I have a confession to make. Although I am still physically in Argentina, mentally I have one foot here and the other back in the States even though I am not leaving for five weeks. The mental divide was prompted as much by practical reasons (needing a job) as personal reasons (a certain degree of homesickness). Don’t get me wrong; I still have plenty to look forward to while I’m here and I know will miss the friends I have made here.

I was looking for a little inspiration tonight. Luckily, I was able to watch Michelle Obama’s DNC speech online. There are not many powerful African American female role models to emulate. Politics aside, although I am an Obama supporter, I really admire Michelle Obama for the accomplishments she has achieved in her duties to the community and to her family.

The part where she speaks about Obama seeing the world as it is and how it should be hit home. Ultimately, everyone who sets out to change the world for the better is working in the gap between those two worlds. Feeling part of this historical progression for social justice and being able to contribute is truly inspirational.

Here is a clip of her speech if you were looking for a little inspiration as well.

Interesting Links of the Week – August 24, 2008

Social Marketing Link of the Week

What happens when you pair college students with professional video producers for National HIV Testing Day? The PSI BCC Blog highlights these creative personal PSAs (PPSAs) that reached as far as Tanzania informing people of the importance of knowing your HIV status. Take a look at some of the PPSAs here.

Social Change Link of the Week

The folks at Social Actions have released a game-changing super widget for people who blog about social change. The new widget actively scans your blog and suggests actionable opportunities from over 20 platforms that Social Actions supports. Unfortunately, WordPress will not let me install it, but if you don’t have a WordPress blog, I would highly recommend you adding it to your site.

Videos of the Week

Looking to be socially conscious and the next Steven Spielberg? TrueTube is a video sharing site targeted for people who want to network about social issues through the medium of video. You can upload your own works of art and see videos of established nonprofits as well.

Public Health Link of the Week

The Health Care Blog brings the need for universal health care home with Health Care in the YouTube era. On two separate occasions and in two separate hospitals, someone video recorded a person dying while waiting for medical attention in the emergency room. I can’t bring myself to watch the video, but the comments below the videos really show how much dissatisfaction there is with the American health care system.

Social Entrepreneurship Link of the Week

For those looking for a little insight and inspiration for changemaking, Mentorography features digital diaries of social entrepreneurs.

Welcome Readers!

I wanted to give a personal welcome to new readers here who found me through I was surprised and delighted to find out that I was this week’s featured changemaker.  I have recently joined, and it is a wonderful way to connect with other changemakers all over the world. If you are reading this, and have not joined yet, I would recommend that you sign up.

I have added a list of popular posts below for a quick tour of my blog. You can contact me through email and a number of social networking sites by visiting Contact Me.
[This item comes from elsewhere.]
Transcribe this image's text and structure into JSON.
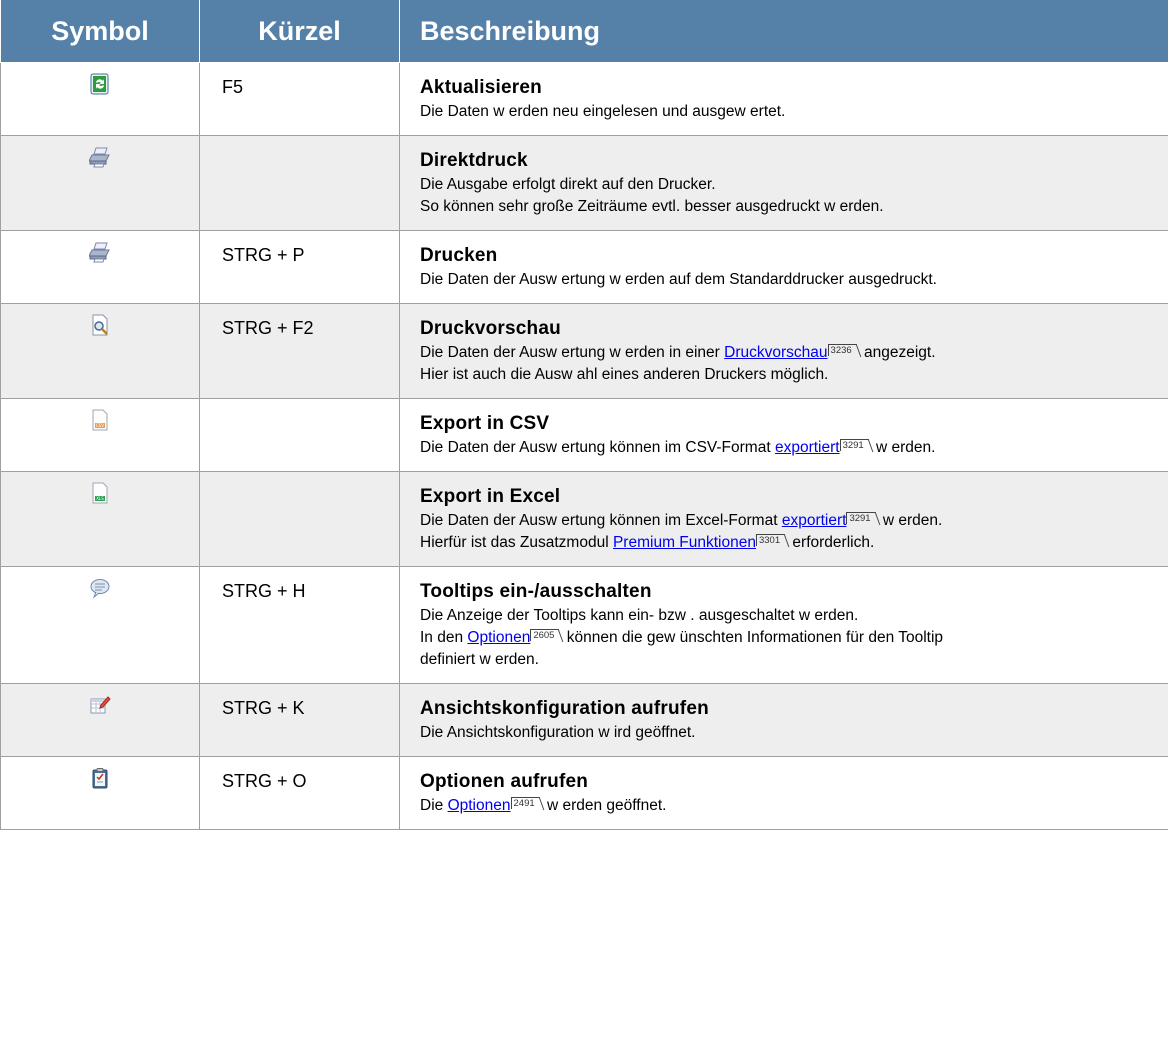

Thanks again for reading!

Social Movements 2.0

Localism and its influence on social change

Is mandatory service an oxymoron?

Give life 101 – Organ donation!

Does social media help or hamper social change?